Review By CAROLYN M. MULLIN
Australian Elizabeth Stanley writes from the heart and from her travels through Turkey and Greece in The Deliverance of Dancing Bears. Written in the calming tone of an old folk tale, the story tells of Yusuf, an elderly man, who bears witness to the warrant and needless cruelty inflicted upon a dancing bear, who is forced to perform in the streets during the day and return to life in a cage at night. The bear’s only solace is found in her dreams, where freedom reigns and she can be the wild creature she yearns to be.
Yusuf decides to purchase the bear and tells her, “I feel too ashamed to have you dancing another day. I have no way of returning you to your home and your loved ones, but come with me, and I will restore to you a little happiness.” And she finds just that – happiness – in his little mountain cottage near a running stream. Unfortunately, as all activists warn kindhearted animal lovers, purchasing abused animals only continues the cycle as those animals will certainly be replaced. Same occurs in this novel.
Yusuf finds the gypsy Haluk forcing a bear cub to perform as his “wooden staff cracked mercilessly across the nose of the little bear, when he dropped whimpering to the ground, exhausted and confused by his unfamiliar and painful harness.” Yusuf purchases this tiny cub with his savings while the townspeople shame Haluk for his behavior. The ending is sweet as no words are used, but readers glimpse the curious cub encountering his adoptive mother bear, who is in the midst of capturing fish fresh from the stream.

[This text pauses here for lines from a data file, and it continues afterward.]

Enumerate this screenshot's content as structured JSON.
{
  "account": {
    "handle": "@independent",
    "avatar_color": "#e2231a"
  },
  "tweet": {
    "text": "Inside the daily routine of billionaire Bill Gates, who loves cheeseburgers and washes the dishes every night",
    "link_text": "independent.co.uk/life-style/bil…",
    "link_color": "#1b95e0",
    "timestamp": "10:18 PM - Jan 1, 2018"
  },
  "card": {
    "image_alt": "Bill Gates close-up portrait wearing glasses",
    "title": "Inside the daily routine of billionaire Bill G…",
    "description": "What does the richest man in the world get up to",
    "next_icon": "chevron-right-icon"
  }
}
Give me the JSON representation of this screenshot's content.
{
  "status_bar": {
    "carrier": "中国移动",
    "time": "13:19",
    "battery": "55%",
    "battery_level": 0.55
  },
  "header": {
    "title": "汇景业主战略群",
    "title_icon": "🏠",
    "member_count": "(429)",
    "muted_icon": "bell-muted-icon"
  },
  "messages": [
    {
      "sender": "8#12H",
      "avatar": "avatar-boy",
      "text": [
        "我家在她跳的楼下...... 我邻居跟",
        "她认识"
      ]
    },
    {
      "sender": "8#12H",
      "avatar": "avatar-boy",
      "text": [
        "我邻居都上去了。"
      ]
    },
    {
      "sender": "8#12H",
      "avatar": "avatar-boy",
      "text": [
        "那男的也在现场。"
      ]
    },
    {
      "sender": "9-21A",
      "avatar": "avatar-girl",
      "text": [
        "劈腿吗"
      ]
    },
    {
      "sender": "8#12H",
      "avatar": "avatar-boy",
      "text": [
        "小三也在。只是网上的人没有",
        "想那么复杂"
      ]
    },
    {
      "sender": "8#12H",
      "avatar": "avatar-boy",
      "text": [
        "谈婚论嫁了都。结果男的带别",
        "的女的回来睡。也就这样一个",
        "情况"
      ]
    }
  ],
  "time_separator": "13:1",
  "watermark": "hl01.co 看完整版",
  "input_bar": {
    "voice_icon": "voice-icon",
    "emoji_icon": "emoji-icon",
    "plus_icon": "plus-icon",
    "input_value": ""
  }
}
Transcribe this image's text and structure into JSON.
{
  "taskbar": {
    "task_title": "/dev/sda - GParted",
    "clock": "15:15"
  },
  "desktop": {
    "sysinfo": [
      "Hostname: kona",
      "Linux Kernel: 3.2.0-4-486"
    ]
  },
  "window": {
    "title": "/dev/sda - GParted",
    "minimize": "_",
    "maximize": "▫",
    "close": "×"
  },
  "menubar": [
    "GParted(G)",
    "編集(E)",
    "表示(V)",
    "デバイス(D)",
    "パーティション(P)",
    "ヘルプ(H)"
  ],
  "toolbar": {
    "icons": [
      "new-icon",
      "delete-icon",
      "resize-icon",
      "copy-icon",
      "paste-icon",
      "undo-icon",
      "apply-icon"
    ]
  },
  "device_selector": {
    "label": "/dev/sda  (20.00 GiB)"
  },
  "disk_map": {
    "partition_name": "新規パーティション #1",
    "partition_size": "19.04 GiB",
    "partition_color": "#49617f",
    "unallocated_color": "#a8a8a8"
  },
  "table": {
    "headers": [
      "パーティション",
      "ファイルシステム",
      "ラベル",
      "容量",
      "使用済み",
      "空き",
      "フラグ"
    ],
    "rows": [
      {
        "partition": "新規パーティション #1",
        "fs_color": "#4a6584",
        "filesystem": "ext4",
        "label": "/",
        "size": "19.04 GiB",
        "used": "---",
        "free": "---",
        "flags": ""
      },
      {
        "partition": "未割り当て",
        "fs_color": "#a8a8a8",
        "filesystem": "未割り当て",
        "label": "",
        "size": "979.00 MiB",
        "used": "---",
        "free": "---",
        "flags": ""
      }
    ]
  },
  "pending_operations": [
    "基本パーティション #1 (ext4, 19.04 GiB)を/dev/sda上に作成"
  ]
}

I highly recommended this Henry Bergh award-winning children’s book.